Segment Start: GIVEN ENTRIES
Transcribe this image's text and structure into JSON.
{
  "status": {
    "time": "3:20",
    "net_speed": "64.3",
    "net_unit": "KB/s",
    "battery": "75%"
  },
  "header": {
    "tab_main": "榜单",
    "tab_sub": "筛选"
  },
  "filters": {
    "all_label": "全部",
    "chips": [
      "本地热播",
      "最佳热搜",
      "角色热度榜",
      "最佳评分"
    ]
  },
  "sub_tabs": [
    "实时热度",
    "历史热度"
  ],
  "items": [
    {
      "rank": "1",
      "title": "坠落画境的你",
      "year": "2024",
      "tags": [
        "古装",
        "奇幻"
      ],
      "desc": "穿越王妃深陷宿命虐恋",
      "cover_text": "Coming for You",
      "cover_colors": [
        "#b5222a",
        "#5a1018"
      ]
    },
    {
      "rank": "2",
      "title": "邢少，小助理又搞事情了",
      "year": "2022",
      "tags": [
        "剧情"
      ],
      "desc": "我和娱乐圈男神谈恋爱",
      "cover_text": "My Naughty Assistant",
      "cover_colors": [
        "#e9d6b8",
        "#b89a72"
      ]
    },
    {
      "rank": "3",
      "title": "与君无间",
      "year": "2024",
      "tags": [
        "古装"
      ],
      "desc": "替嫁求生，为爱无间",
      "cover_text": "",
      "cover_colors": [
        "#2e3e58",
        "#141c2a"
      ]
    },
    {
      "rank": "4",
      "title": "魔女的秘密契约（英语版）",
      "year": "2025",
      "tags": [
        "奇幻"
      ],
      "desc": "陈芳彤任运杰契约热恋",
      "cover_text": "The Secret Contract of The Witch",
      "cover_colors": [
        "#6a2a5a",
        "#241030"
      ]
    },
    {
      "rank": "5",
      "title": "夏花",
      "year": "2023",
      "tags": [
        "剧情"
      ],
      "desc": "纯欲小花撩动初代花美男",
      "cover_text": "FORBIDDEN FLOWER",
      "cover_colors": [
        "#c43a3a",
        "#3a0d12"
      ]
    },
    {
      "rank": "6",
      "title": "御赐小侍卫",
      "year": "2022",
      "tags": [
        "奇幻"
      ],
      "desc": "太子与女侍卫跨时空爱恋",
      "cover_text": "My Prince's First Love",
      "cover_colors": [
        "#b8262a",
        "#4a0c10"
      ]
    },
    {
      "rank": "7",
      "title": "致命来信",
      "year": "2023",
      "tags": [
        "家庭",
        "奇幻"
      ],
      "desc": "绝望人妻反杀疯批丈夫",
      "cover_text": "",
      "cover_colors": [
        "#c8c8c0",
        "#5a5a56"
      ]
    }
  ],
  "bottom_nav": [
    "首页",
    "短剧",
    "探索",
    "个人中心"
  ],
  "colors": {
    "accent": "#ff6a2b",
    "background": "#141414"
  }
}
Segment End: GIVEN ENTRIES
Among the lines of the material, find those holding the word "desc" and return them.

      "desc": "穿越王妃深陷宿命虐恋",
      "desc": "我和娱乐圈男神谈恋爱",
      "desc": "替嫁求生，为爱无间",
      "desc": "陈芳彤任运杰契约热恋",
      "desc": "纯欲小花撩动初代花美男",
      "desc": "太子与女侍卫跨时空爱恋",
      "desc": "绝望人妻反杀疯批丈夫",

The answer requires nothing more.